Print the lines below exactly as written, with none missing.

--- DATASET ENTRIES ---

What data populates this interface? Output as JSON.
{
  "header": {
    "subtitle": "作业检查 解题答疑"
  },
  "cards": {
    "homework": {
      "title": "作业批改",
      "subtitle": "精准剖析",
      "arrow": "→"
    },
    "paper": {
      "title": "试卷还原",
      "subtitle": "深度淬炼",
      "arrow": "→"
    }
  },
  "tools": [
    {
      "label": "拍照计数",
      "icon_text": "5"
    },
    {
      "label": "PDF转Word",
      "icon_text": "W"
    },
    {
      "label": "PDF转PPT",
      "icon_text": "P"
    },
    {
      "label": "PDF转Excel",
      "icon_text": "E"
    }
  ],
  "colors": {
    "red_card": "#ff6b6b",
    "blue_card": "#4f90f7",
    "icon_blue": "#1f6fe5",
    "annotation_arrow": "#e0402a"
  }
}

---

REPLY —
What data populates this interface? Output as JSON.
{
  "header": {
    "subtitle": "作业检查 解题答疑"
  },
  "cards": {
    "homework": {
      "title": "作业批改",
      "subtitle": "精准剖析",
      "arrow": "→"
    },
    "paper": {
      "title": "试卷还原",
      "subtitle": "深度淬炼",
      "arrow": "→"
    }
  },
  "tools": [
    {
      "label": "拍照计数",
      "icon_text": "5"
    },
    {
      "label": "PDF转Word",
      "icon_text": "W"
    },
    {
      "label": "PDF转PPT",
      "icon_text": "P"
    },
    {
      "label": "PDF转Excel",
      "icon_text": "E"
    }
  ],
  "colors": {
    "red_card": "#ff6b6b",
    "blue_card": "#4f90f7",
    "icon_blue": "#1f6fe5",
    "annotation_arrow": "#e0402a"
  }
}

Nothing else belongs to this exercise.